In the Indian family set-up, male members often make the majority of the financial decisions, thus limiting the exposure of women to the world of investing. While financial literacy, in general, is a concern, that figure for women, in particular, is all the more alarming, primarily due to various obstacles – physical, psychological, and cultural – that hinder their access to financial literacy.

Over the years, we have seen more women breaking free from societal norms to take control of financial decision-making. This independence is partly due to access to higher education, broader exposure, and an increasing push for financial literacy. In an environment where we are witnessing a surge in the quantity and intricacy of financial products, a robust understanding of the financial industry is even more crucial for women to make the most of their money.

According to the OECD (2013) study based on 121 countries representing a diverse range of wealthy and developing nations, women live five years longer than males on average. With longer lifespans, women may need to manage their finances over extended periods, making financial literacy crucial to manage their savings and investments efficiently. Knowledge of financial planning and investment options can help women protect themselves from potential financial challenges.

Additionally, women investors are necessary for the economic growth of the country. Their participation in equity markets will increase liquidity and expand trade opportunities. Improving financial inclusion and economic equity requires financial literacy and the involvement of women in investment activities.

To attain financial independence, women must acquaint themselves with market intricacies. A solid understanding of money matters would shield women from exorbitant interest rates and exploitative financial schemes of unscrupulous moneylenders.
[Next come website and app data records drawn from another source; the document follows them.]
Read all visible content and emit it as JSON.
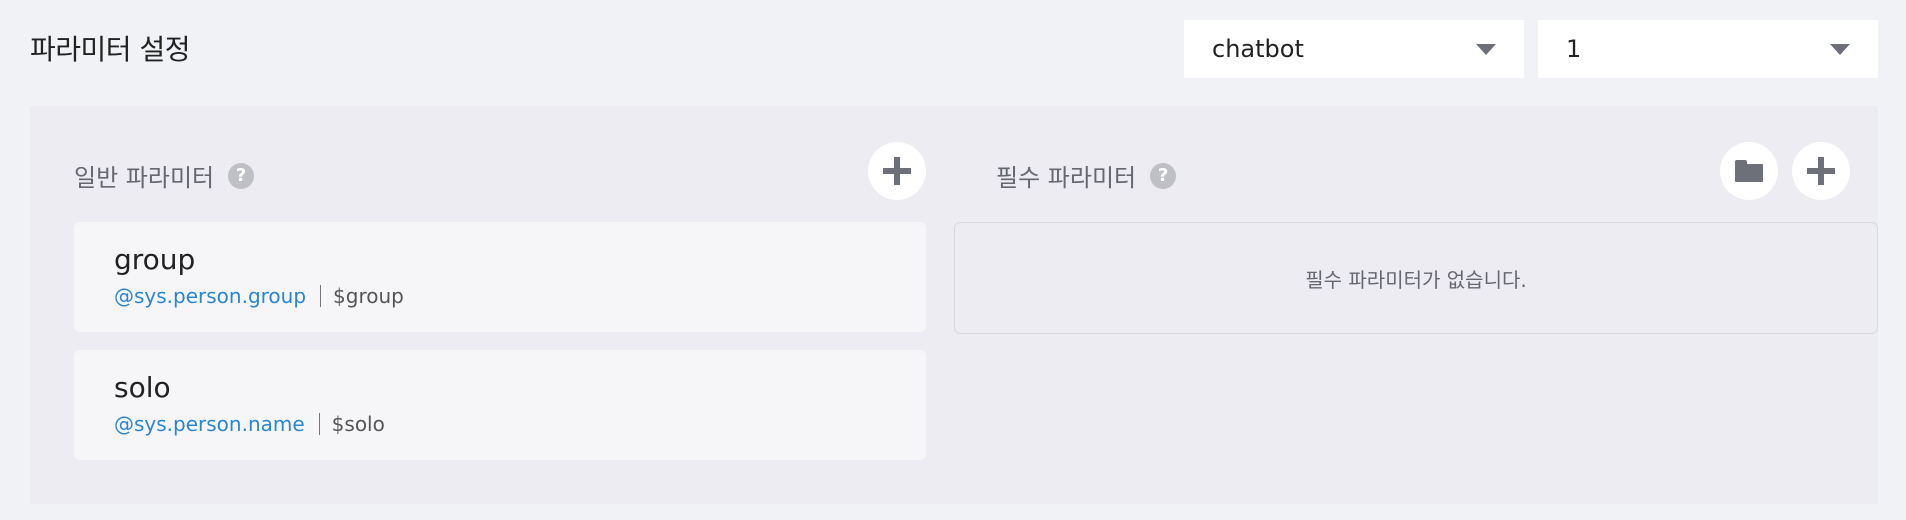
{
  "page_title": "파라미터 설정",
  "selects": {
    "bot": {
      "value": "chatbot"
    },
    "version": {
      "value": "1"
    }
  },
  "general": {
    "title": "일반 파라미터",
    "help_glyph": "?",
    "items": [
      {
        "name": "group",
        "entity": "@sys.person.group",
        "variable": "$group"
      },
      {
        "name": "solo",
        "entity": "@sys.person.name",
        "variable": "$solo"
      }
    ]
  },
  "required": {
    "title": "필수 파라미터",
    "help_glyph": "?",
    "empty_message": "필수 파라미터가 없습니다."
  },
  "icons": {
    "add": "plus-icon",
    "folder": "folder-icon",
    "help": "question-circle-icon",
    "dropdown": "caret-down-icon"
  },
  "colors": {
    "background": "#f1f2f6",
    "panel": "#ececf2",
    "entity_link": "#2b86d2",
    "icon": "#6d7079"
  }
}
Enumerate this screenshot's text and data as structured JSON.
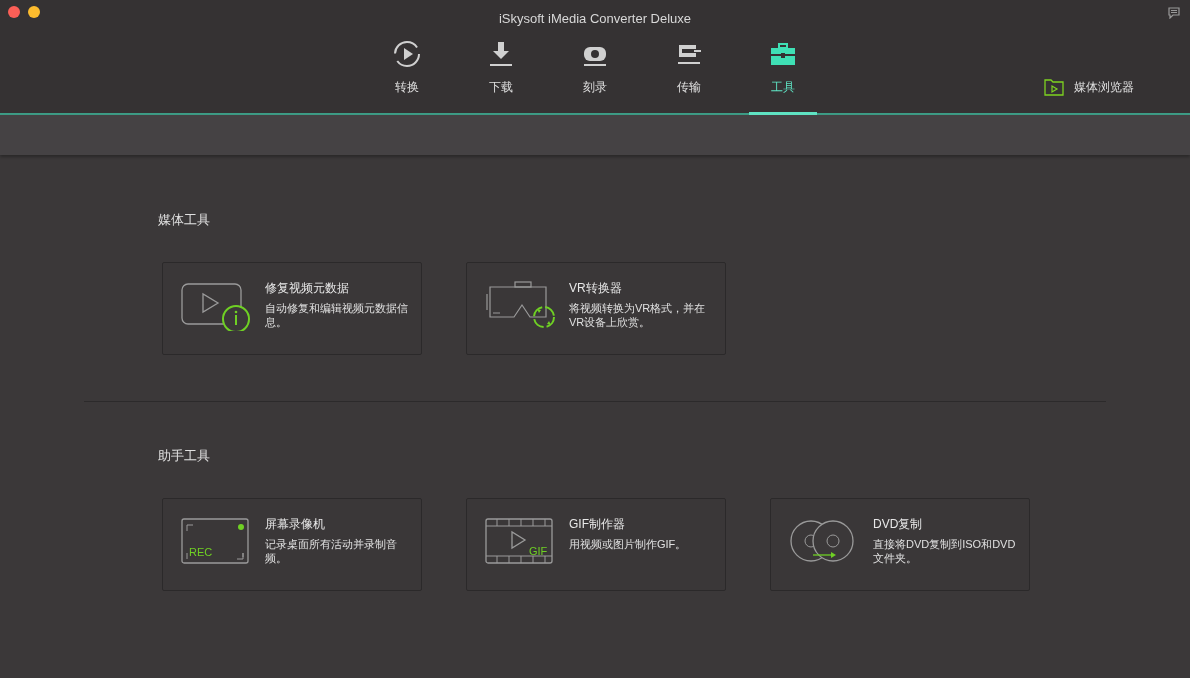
{
  "window": {
    "title": "iSkysoft iMedia Converter Deluxe"
  },
  "tabs": [
    {
      "label": "转换",
      "kind": "convert",
      "selected": false
    },
    {
      "label": "下载",
      "kind": "download",
      "selected": false
    },
    {
      "label": "刻录",
      "kind": "burn",
      "selected": false
    },
    {
      "label": "传输",
      "kind": "transfer",
      "selected": false
    },
    {
      "label": "工具",
      "kind": "toolbox",
      "selected": true
    }
  ],
  "media_browser": {
    "label": "媒体浏览器"
  },
  "sections": [
    {
      "title": "媒体工具",
      "tools": [
        {
          "kind": "video-info",
          "title": "修复视频元数据",
          "description": "自动修复和编辑视频元数据信息。"
        },
        {
          "kind": "vr",
          "title": "VR转换器",
          "description": "将视频转换为VR格式，并在VR设备上欣赏。"
        }
      ]
    },
    {
      "title": "助手工具",
      "tools": [
        {
          "kind": "rec",
          "icon_text": "REC",
          "title": "屏幕录像机",
          "description": "记录桌面所有活动并录制音频。"
        },
        {
          "kind": "gif",
          "icon_text": "GIF",
          "title": "GIF制作器",
          "description": "用视频或图片制作GIF。"
        },
        {
          "kind": "dvd",
          "title": "DVD复制",
          "description": "直接将DVD复制到ISO和DVD文件夹。"
        }
      ]
    }
  ]
}
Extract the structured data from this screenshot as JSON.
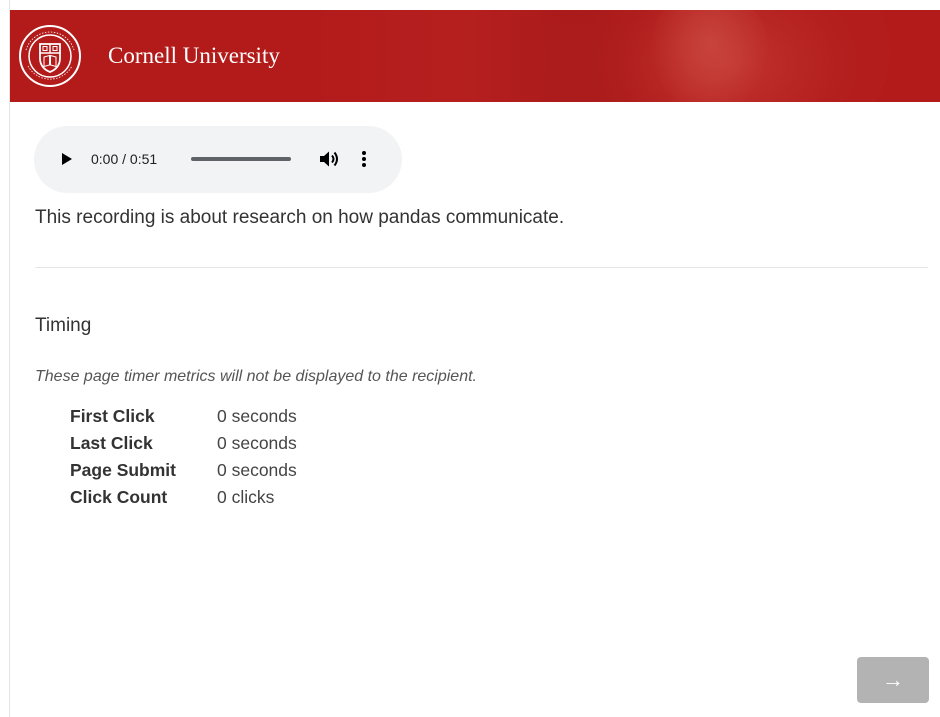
{
  "header": {
    "brand_name": "Cornell University",
    "background_color": "#b31b1b",
    "seal_icon": "cornell-seal-icon"
  },
  "audio": {
    "current_time": "0:00",
    "duration": "0:51",
    "time_display": "0:00 / 0:51",
    "progress": 0,
    "play_icon": "play-icon",
    "volume_icon": "volume-icon",
    "more_icon": "more-vertical-icon"
  },
  "question": {
    "description": "This recording is about research on how pandas communicate."
  },
  "timing": {
    "title": "Timing",
    "note": "These page timer metrics will not be displayed to the recipient.",
    "metrics": [
      {
        "label": "First Click",
        "value": "0 seconds"
      },
      {
        "label": "Last Click",
        "value": "0 seconds"
      },
      {
        "label": "Page Submit",
        "value": "0 seconds"
      },
      {
        "label": "Click Count",
        "value": "0 clicks"
      }
    ]
  },
  "navigation": {
    "next_label": "→",
    "next_color": "#b3b3b3"
  }
}
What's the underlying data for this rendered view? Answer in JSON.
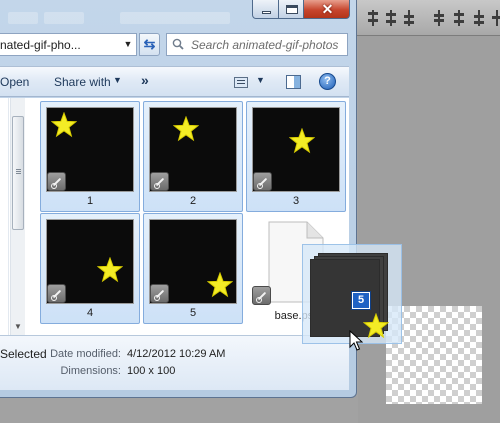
{
  "explorer": {
    "address": "nated-gif-pho...",
    "search_placeholder": "Search animated-gif-photos",
    "toolbar": {
      "open_label": "Open",
      "share_label": "Share with",
      "more_label": "»"
    },
    "help_label": "?",
    "files": [
      {
        "label": "1",
        "selected": true
      },
      {
        "label": "2",
        "selected": true
      },
      {
        "label": "3",
        "selected": true
      },
      {
        "label": "4",
        "selected": true
      },
      {
        "label": "5",
        "selected": true
      },
      {
        "label": "base.psd",
        "selected": false
      }
    ],
    "details": {
      "selection_text": "Selected",
      "date_modified_label": "Date modified:",
      "date_modified_value": "4/12/2012 10:29 AM",
      "dimensions_label": "Dimensions:",
      "dimensions_value": "100 x 100"
    }
  },
  "drag": {
    "count_badge": "5"
  },
  "icons": [
    "search-icon",
    "refresh-icon",
    "view-icon",
    "preview-pane-icon",
    "help-icon",
    "shortcut-link-icon",
    "star-icon",
    "psd-file-icon",
    "cursor-icon"
  ],
  "colors": {
    "star": "#f3ec26",
    "selection": "#cde1f7",
    "close_button": "#c7462e",
    "badge": "#1f62c4"
  }
}
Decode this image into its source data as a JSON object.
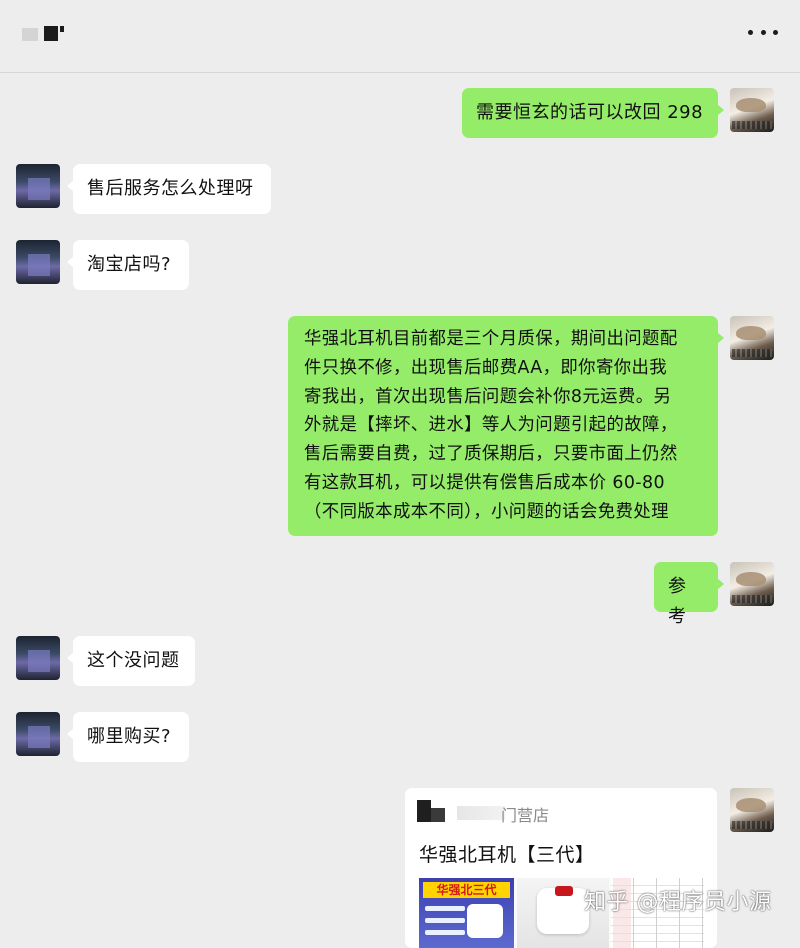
{
  "messages": {
    "m1": "需要恒玄的话可以改回 298",
    "m2": "售后服务怎么处理呀",
    "m3": "淘宝店吗?",
    "m4_lines": [
      "华强北耳机目前都是三个月质保，期间出问题配",
      "件只换不修，出现售后邮费AA，即你寄你出我",
      "寄我出，首次出现售后问题会补你8元运费。另",
      "外就是【摔坏、进水】等人为问题引起的故障，",
      "售后需要自费，过了质保期后，只要市面上仍然",
      "有这款耳机，可以提供有偿售后成本价 60-80",
      "（不同版本成本不同），小问题的话会免费处理"
    ],
    "m5": "参考",
    "m6": "这个没问题",
    "m7": "哪里购买?"
  },
  "card": {
    "shop_suffix": "门营店",
    "title": "华强北耳机【三代】",
    "image_banner": "华强北三代"
  },
  "watermark": "知乎 @程序员小源",
  "icons": {
    "more": "more-dots-icon"
  }
}
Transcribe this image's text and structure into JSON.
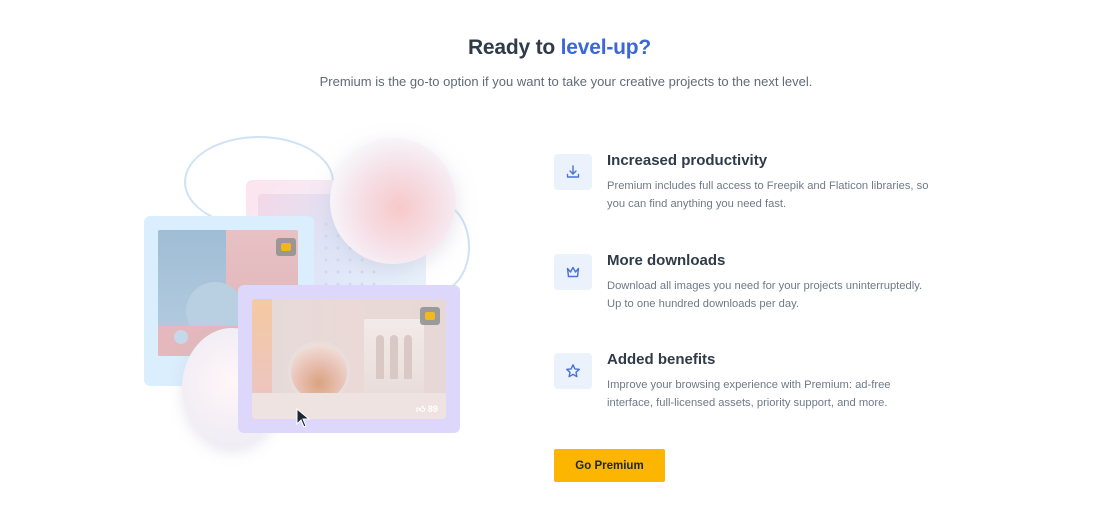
{
  "header": {
    "title_lead": "Ready to",
    "title_accent": "level-up?",
    "subtitle": "Premium is the go-to option if you want to take your creative projects to the next level."
  },
  "illustration": {
    "likes_count": "89"
  },
  "features": [
    {
      "icon": "download-icon",
      "title": "Increased productivity",
      "description": "Premium includes full access to Freepik and Flaticon libraries, so you can find anything you need fast."
    },
    {
      "icon": "crown-icon",
      "title": "More downloads",
      "description": "Download all images you need for your projects uninterruptedly. Up to one hundred downloads per day."
    },
    {
      "icon": "star-icon",
      "title": "Added benefits",
      "description": "Improve your browsing experience with Premium: ad-free interface, full-licensed assets, priority support, and more."
    }
  ],
  "cta": {
    "label": "Go Premium"
  },
  "colors": {
    "accent": "#3b67d9",
    "cta": "#fcb500",
    "icon": "#4a73d6"
  }
}
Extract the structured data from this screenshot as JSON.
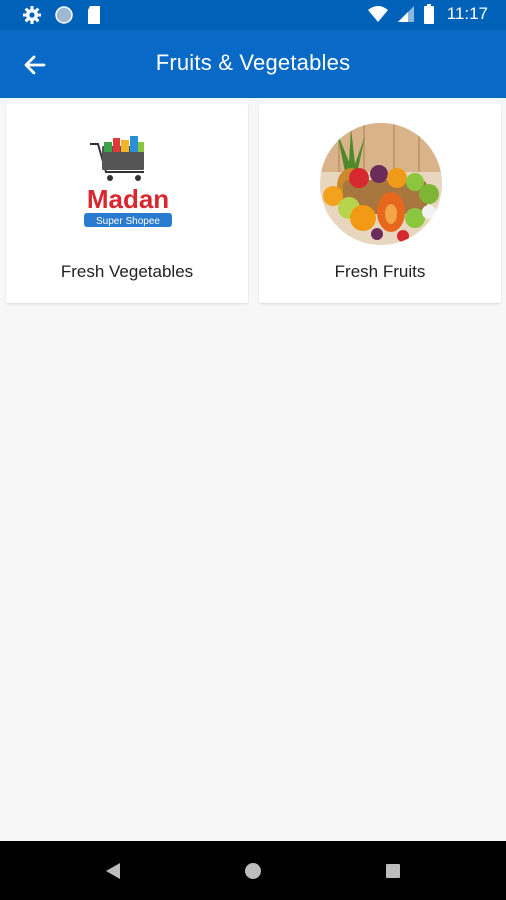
{
  "status_bar": {
    "time": "11:17",
    "icons": [
      "settings-icon",
      "circle-icon",
      "sd-card-icon",
      "wifi-icon",
      "signal-icon",
      "battery-icon"
    ]
  },
  "app_bar": {
    "title": "Fruits & Vegetables",
    "back_icon": "arrow-left-icon",
    "background_color": "#0969c6",
    "status_color": "#0061b8"
  },
  "categories": [
    {
      "label": "Fresh Vegetables",
      "image": "madan-super-shopee-logo",
      "logo_text": "Madan",
      "logo_subtext": "Super Shopee"
    },
    {
      "label": "Fresh Fruits",
      "image": "fruit-basket-photo"
    }
  ],
  "nav_bar": {
    "icons": [
      "back-triangle-icon",
      "home-circle-icon",
      "recents-square-icon"
    ]
  }
}
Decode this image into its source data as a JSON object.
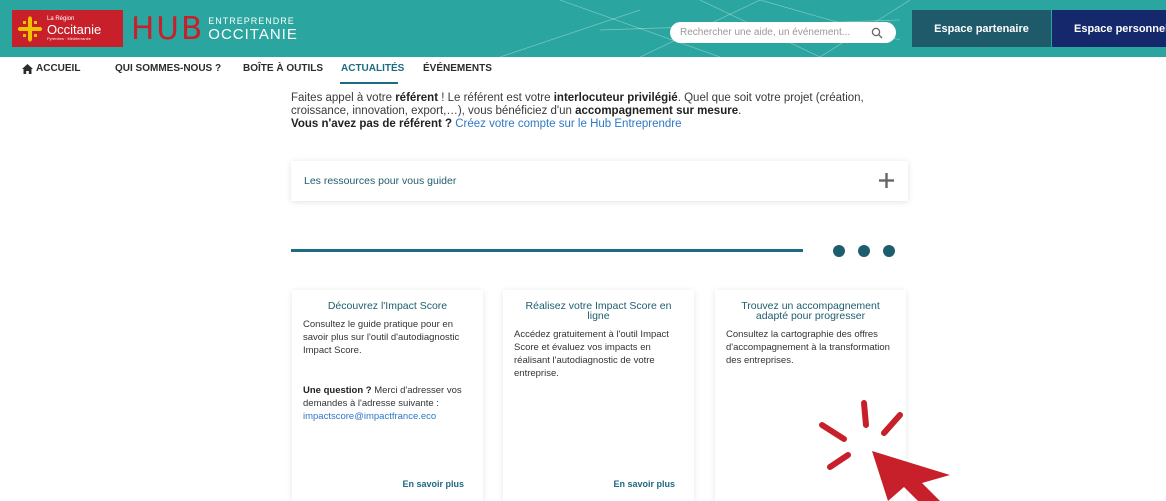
{
  "header": {
    "region_logo": {
      "small": "La Région",
      "name": "Occitanie",
      "sub": "Pyrénées · Méditerranée"
    },
    "hub_logo": {
      "word": "HUB",
      "top": "ENTREPRENDRE",
      "bottom": "OCCITANIE"
    },
    "search": {
      "placeholder": "Rechercher une aide, un événement...",
      "icon": "search-icon"
    },
    "partner_button": "Espace partenaire",
    "personal_button": "Espace personnel",
    "colors": {
      "header_bg": "#2aa59f",
      "red": "#c8202b",
      "partner": "#1f5a6a",
      "personal": "#14286b"
    }
  },
  "nav": {
    "items": [
      {
        "label": "ACCUEIL",
        "icon": "home-icon"
      },
      {
        "label": "QUI SOMMES-NOUS ?"
      },
      {
        "label": "BOÎTE À OUTILS"
      },
      {
        "label": "ACTUALITÉS",
        "active": true
      },
      {
        "label": "ÉVÉNEMENTS"
      }
    ]
  },
  "intro": {
    "p1_a": "Faites appel à votre ",
    "p1_b": "référent",
    "p1_c": " ! Le référent est votre ",
    "p1_d": "interlocuteur privilégié",
    "p1_e": ". Quel que soit votre projet (création, croissance, innovation, export,…), vous bénéficiez d'un ",
    "p1_f": "accompagnement sur mesure",
    "p1_g": ".",
    "p2_a": "Vous n'avez pas de référent ?",
    "p2_link": " Créez votre compte sur le Hub Entreprendre"
  },
  "accordion": {
    "label": "Les ressources pour vous guider",
    "icon": "plus-icon"
  },
  "cards": [
    {
      "title": "Découvrez l'Impact Score",
      "body": "Consultez le guide pratique pour en savoir plus sur l'outil d'autodiagnostic Impact Score.",
      "question_bold": "Une question ?",
      "question_text": " Merci d'adresser vos demandes à l'adresse suivante :",
      "email": "impactscore@impactfrance.eco",
      "more": "En savoir plus"
    },
    {
      "title": "Réalisez votre Impact Score en ligne",
      "body": "Accédez gratuitement à l'outil Impact Score et évaluez vos impacts en réalisant l'autodiagnostic de votre entreprise.",
      "more": "En savoir plus"
    },
    {
      "title": "Trouvez un accompagnement adapté pour progresser",
      "body": "Consultez la cartographie des offres d'accompagnement à la transformation des entreprises.",
      "more": ""
    }
  ]
}
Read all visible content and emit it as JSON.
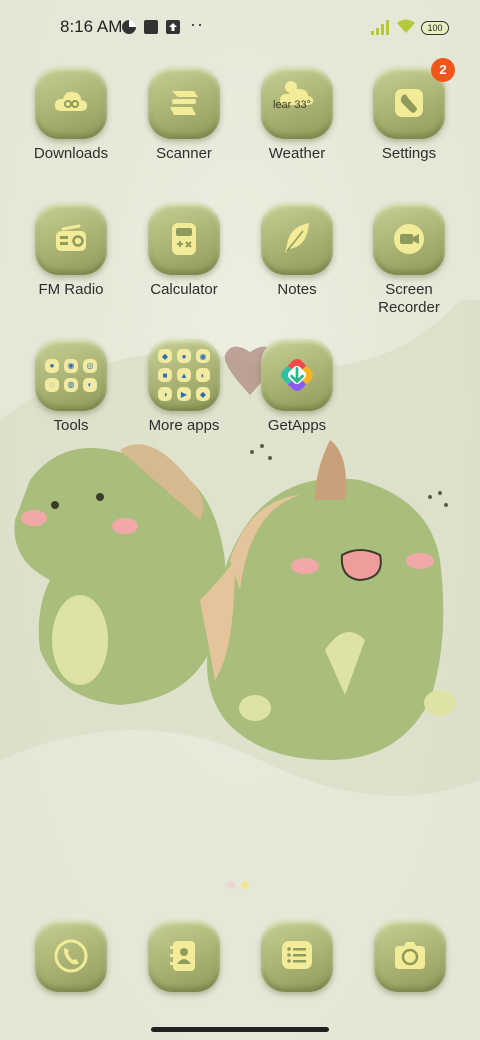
{
  "status_bar": {
    "time": "8:16 AM",
    "left_icons": [
      "data-saver-icon",
      "square-icon",
      "upload-icon"
    ],
    "more": "··",
    "battery": "100"
  },
  "apps": [
    {
      "name": "Downloads",
      "icon": "cloud-download-icon"
    },
    {
      "name": "Scanner",
      "icon": "scanner-icon"
    },
    {
      "name": "Weather",
      "icon": "weather-icon",
      "widget_text": "lear 33°"
    },
    {
      "name": "Settings",
      "icon": "wrench-icon",
      "badge": "2"
    },
    {
      "name": "FM Radio",
      "icon": "radio-icon"
    },
    {
      "name": "Calculator",
      "icon": "calculator-icon"
    },
    {
      "name": "Notes",
      "icon": "feather-icon"
    },
    {
      "name": "Screen Recorder",
      "line1": "Screen",
      "line2": "Recorder",
      "icon": "video-camera-icon"
    },
    {
      "name": "Tools",
      "icon": "folder-icon"
    },
    {
      "name": "More apps",
      "icon": "folder-icon"
    },
    {
      "name": "GetApps",
      "icon": "getapps-icon"
    }
  ],
  "dock": [
    {
      "icon": "phone-icon"
    },
    {
      "icon": "contacts-icon"
    },
    {
      "icon": "messages-icon"
    },
    {
      "icon": "camera-icon"
    }
  ],
  "colors": {
    "badge": "#f0561c",
    "icon_glyph": "#f2ec98",
    "tile": "#a9b273",
    "background": "#e6e9d8"
  }
}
For real empowerment, as a society, we need to include women in financial decision-making actively. This small step can have far-reaching effects. We can start by educating them on all options available, their advantages, art of selecting the appropriate instruments, knowledge of emergency contacts, and the redemption process.

In most households, budgeting monthly expenses and allocating cash to women of the household for managing day-to-day functions is a common practice. Adopting a similar approach for investment allocation is essential. Empowering women investors by endorsing independent research and providing the freedom to make investment choices will elevate their financial expertise and self-confidence.

Due to their limited experience, most women hesitate to handle financial matters. By encouraging them to participate in training programs facilitated by exchanges and AMCs, we can instill confidence in them to take charge. For those unable to leave their homes, the abundance of online content offers a convenient and accessible means to self-educate on financial matters.

"Just as you can't learn to swim by reading, drop the book and jump in the pool," goes an old proverb, and the same principle applies to investing. They can start with as little as Rs 100/- to learn the art of investing practically. With consistent and gradual investments, women investors can enhance their awareness levels to dive deeper. They will become more attentive to their investments once they start investing, monitoring performance, and learning from errors.

Over the years, more women have recognized the significance of investing and saving to improve their living standards. Tailored financial literacy programs are helping such women to enhance their understanding of investments. With the increased inclusion of women in the financial mainstream, we are building a more robust economic landscape, driving sustainable growth and prosperity for the nation.

(The article is written by Samir Shah, Head, Online Business at Axis Securities)

(The opinions presented belong solely to the author)

Related Stories

No stories found.
Outlook Business & Money